** Directions **
The data below should be restated word for word, pictures omitted.

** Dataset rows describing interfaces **
++++++++

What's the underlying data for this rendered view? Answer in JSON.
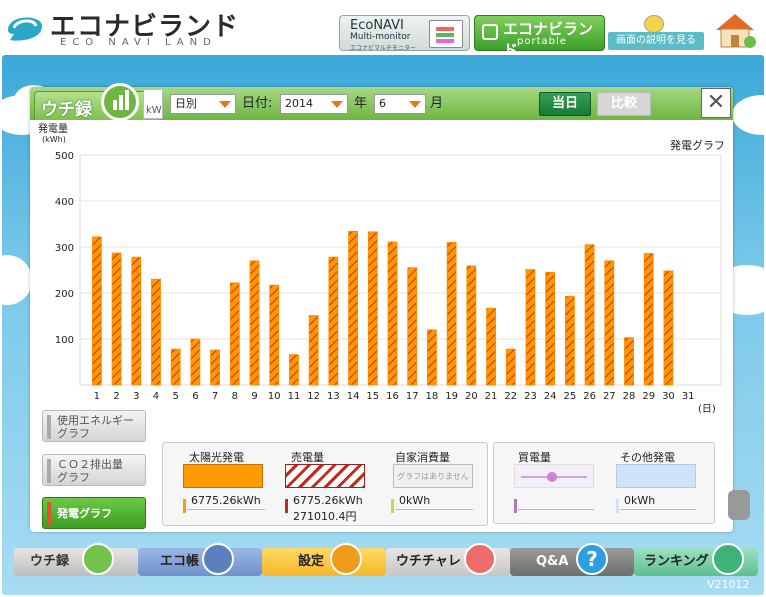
{
  "header": {
    "logo_title": "エコナビランド",
    "logo_sub": "ECO NAVI LAND",
    "econavi": {
      "line1": "EcoNAVI",
      "line2": "Multi-monitor",
      "line3": "エコナビマルチモニター"
    },
    "portable": {
      "line1": "エコナビランド",
      "line2": "portable"
    },
    "help_label": "画面の説明を見る"
  },
  "panel": {
    "tab_label": "ウチ録",
    "peek_label": "kW",
    "period_select": "日別",
    "date_label": "日付:",
    "year_value": "2014",
    "year_label": "年",
    "month_value": "6",
    "month_label": "月",
    "today_button": "当日",
    "compare_button": "比較",
    "close_glyph": "✕"
  },
  "chart_data": {
    "type": "bar",
    "title": "発電グラフ",
    "ylabel": "発電量",
    "yunit": "(kWh)",
    "xlabel": "(日)",
    "ylim": [
      0,
      500
    ],
    "yticks": [
      100,
      200,
      300,
      400,
      500
    ],
    "grid": true,
    "categories": [
      "1",
      "2",
      "3",
      "4",
      "5",
      "6",
      "7",
      "8",
      "9",
      "10",
      "11",
      "12",
      "13",
      "14",
      "15",
      "16",
      "17",
      "18",
      "19",
      "20",
      "21",
      "22",
      "23",
      "24",
      "25",
      "26",
      "27",
      "28",
      "29",
      "30",
      "31"
    ],
    "values": [
      322,
      287,
      278,
      230,
      78,
      100,
      76,
      222,
      270,
      217,
      66,
      151,
      278,
      334,
      333,
      311,
      255,
      120,
      310,
      259,
      167,
      78,
      251,
      245,
      193,
      305,
      270,
      103,
      286,
      248,
      null
    ],
    "bar_fill": "#ff9900",
    "bar_stripe": "#d43a10"
  },
  "side_buttons": [
    {
      "line1": "使用エネルギー",
      "line2": "グラフ"
    },
    {
      "line1": "ＣＯ２排出量",
      "line2": "グラフ"
    },
    {
      "line1": "発電グラフ",
      "line2": ""
    }
  ],
  "legend": {
    "solar": {
      "label": "太陽光発電",
      "value": "6775.26kWh",
      "color": "#ff9a00"
    },
    "sold": {
      "label": "売電量",
      "value": "6775.26kWh",
      "value2": "271010.4円",
      "color": "#c42a1a"
    },
    "self": {
      "label": "自家消費量",
      "swatch_text": "グラフはありません",
      "value": "0kWh",
      "color": "#d6d63a"
    },
    "buy": {
      "label": "買電量",
      "value": "",
      "color": "#b07ab8"
    },
    "other": {
      "label": "その他発電",
      "value": "0kWh",
      "color": "#cfe2f8"
    }
  },
  "nav": {
    "uchi": "ウチ録",
    "eco": "エコ帳",
    "settings": "設定",
    "uchichare": "ウチチャレ",
    "qa": "Q&A",
    "qa_glyph": "?",
    "ranking": "ランキング"
  },
  "version": "V21012"
}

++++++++

** Solution to this problem **
What's the underlying data for this rendered view? Answer in JSON.
{
  "header": {
    "logo_title": "エコナビランド",
    "logo_sub": "ECO NAVI LAND",
    "econavi": {
      "line1": "EcoNAVI",
      "line2": "Multi-monitor",
      "line3": "エコナビマルチモニター"
    },
    "portable": {
      "line1": "エコナビランド",
      "line2": "portable"
    },
    "help_label": "画面の説明を見る"
  },
  "panel": {
    "tab_label": "ウチ録",
    "peek_label": "kW",
    "period_select": "日別",
    "date_label": "日付:",
    "year_value": "2014",
    "year_label": "年",
    "month_value": "6",
    "month_label": "月",
    "today_button": "当日",
    "compare_button": "比較",
    "close_glyph": "✕"
  },
  "chart_data": {
    "type": "bar",
    "title": "発電グラフ",
    "ylabel": "発電量",
    "yunit": "(kWh)",
    "xlabel": "(日)",
    "ylim": [
      0,
      500
    ],
    "yticks": [
      100,
      200,
      300,
      400,
      500
    ],
    "grid": true,
    "categories": [
      "1",
      "2",
      "3",
      "4",
      "5",
      "6",
      "7",
      "8",
      "9",
      "10",
      "11",
      "12",
      "13",
      "14",
      "15",
      "16",
      "17",
      "18",
      "19",
      "20",
      "21",
      "22",
      "23",
      "24",
      "25",
      "26",
      "27",
      "28",
      "29",
      "30",
      "31"
    ],
    "values": [
      322,
      287,
      278,
      230,
      78,
      100,
      76,
      222,
      270,
      217,
      66,
      151,
      278,
      334,
      333,
      311,
      255,
      120,
      310,
      259,
      167,
      78,
      251,
      245,
      193,
      305,
      270,
      103,
      286,
      248,
      null
    ],
    "bar_fill": "#ff9900",
    "bar_stripe": "#d43a10"
  },
  "side_buttons": [
    {
      "line1": "使用エネルギー",
      "line2": "グラフ"
    },
    {
      "line1": "ＣＯ２排出量",
      "line2": "グラフ"
    },
    {
      "line1": "発電グラフ",
      "line2": ""
    }
  ],
  "legend": {
    "solar": {
      "label": "太陽光発電",
      "value": "6775.26kWh",
      "color": "#ff9a00"
    },
    "sold": {
      "label": "売電量",
      "value": "6775.26kWh",
      "value2": "271010.4円",
      "color": "#c42a1a"
    },
    "self": {
      "label": "自家消費量",
      "swatch_text": "グラフはありません",
      "value": "0kWh",
      "color": "#d6d63a"
    },
    "buy": {
      "label": "買電量",
      "value": "",
      "color": "#b07ab8"
    },
    "other": {
      "label": "その他発電",
      "value": "0kWh",
      "color": "#cfe2f8"
    }
  },
  "nav": {
    "uchi": "ウチ録",
    "eco": "エコ帳",
    "settings": "設定",
    "uchichare": "ウチチャレ",
    "qa": "Q&A",
    "qa_glyph": "?",
    "ranking": "ランキング"
  },
  "version": "V21012"
}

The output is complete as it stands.